Lovecraft fandom emerged around the mid-20th century.[2]: 232  It includes dedicated events such as the fan convention NecronomiCon Providence and publications such as Crypt of Cthulhu as well as numerous other media, such as the role-playing game Call of Cthulhu.[2]: 109, 232–233 

In 1988, an amateur Lovecraftian magazine, Midnight Shambler, was published by David Barker, and later revived by Robert M. Price, alongside the publication of Crypt of Cthulhu.[3][4] Necronomicon Press published the magazine from 1996 on, with Robert M. Price[3][4] and later Joseph S. Pulver as editors.[5] It published original short stories by such writers as W. H. Pugmire and Gary Lovisi. Illustrations were provided by artists like Richard Sardinha, Darrell Tutchton, and Carole Wellen. Issues were published in 1988 and from 1996 to 1999.[4][5] The magazine was headquartered in West Warwick, Rhode Island.[6] Ellen Datlow described the Midnight Shambler as "a good little magazine for Lovecraftian fiction fans".[6][7]

See also

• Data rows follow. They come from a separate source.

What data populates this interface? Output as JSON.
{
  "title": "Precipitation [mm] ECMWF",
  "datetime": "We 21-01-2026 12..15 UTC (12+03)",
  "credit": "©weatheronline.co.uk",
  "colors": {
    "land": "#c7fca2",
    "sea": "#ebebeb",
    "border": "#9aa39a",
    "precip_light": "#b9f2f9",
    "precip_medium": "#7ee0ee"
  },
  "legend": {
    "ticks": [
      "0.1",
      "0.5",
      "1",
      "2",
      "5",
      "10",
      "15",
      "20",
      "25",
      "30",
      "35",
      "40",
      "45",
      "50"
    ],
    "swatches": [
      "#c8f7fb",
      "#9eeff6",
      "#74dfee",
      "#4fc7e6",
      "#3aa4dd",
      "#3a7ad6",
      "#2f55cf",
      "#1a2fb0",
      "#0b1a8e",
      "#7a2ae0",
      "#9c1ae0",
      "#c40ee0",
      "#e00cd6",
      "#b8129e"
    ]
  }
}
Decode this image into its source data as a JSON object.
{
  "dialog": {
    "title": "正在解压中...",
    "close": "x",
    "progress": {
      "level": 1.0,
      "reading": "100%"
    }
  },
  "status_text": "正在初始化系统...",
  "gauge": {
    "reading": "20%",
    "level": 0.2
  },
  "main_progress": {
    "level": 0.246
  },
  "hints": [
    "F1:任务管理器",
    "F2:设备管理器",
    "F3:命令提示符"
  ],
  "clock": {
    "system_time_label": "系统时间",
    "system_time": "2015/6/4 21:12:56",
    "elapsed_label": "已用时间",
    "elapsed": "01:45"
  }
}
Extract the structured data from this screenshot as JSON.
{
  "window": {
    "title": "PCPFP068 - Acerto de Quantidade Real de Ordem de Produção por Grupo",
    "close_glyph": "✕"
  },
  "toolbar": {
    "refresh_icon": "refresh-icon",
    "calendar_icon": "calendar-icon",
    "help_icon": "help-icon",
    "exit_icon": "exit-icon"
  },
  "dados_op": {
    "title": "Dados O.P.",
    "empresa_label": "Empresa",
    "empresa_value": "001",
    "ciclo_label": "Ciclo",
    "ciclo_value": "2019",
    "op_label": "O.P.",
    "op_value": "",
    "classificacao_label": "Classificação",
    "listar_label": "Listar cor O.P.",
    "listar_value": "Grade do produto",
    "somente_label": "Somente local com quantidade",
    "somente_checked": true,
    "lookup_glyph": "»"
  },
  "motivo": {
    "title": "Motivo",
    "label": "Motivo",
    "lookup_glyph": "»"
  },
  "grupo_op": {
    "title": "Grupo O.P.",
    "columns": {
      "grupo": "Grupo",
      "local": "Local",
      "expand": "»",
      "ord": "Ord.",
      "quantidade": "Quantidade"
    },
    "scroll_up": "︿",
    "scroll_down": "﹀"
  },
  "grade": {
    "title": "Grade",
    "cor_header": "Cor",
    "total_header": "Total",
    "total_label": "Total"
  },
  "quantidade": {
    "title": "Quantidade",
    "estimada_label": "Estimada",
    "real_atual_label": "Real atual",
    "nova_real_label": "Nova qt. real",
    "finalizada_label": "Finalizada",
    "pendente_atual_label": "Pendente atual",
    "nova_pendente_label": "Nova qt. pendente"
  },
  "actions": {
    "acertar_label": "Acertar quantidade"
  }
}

  1. ^ Mullis, Justin (2015). "Playing games with the Great Old Ones: Ritual, play, and joking within the Cthulhu mythos fandom". Journal of the Fantastic in the Arts. 26 (13): 512–530.
  2. ^ a b c Poole, W. Scott (2016-08-22). In the Mountains of Madness: The Life and Extraordinary Afterlife of H.P. Lovecraft. Catapult. ISBN 978-1-61902-856-2.
  3. ^ a b Jones, Stephen, ed. (2012). The Mammoth Book of Best New Horror 11. Constable & Robinson. ISBN 978-1-84119-167-6.
  4. ^ a b c "Midnight Shambler". Locus Online. Retrieved July 13, 2022. Midnight Shambler Amateur Lovecraftian journal begun by David Barker and revived by Robert M. Price.
  5. ^ a b "Series: Midnight Shambler". Internet Speculative Fiction Database. Retrieved July 14, 2022.
  6. ^ a b "Recent Favorites. Magazines". Omni. Archived from the original on 5 December 2008. Retrieved 24 December 2015.
  7. ^ Datlow, Ellen; Windling, Terri (1997). The Year's Best Fantasy and Horror 1997. St. Martin's Press. p. LXIII.

Further reading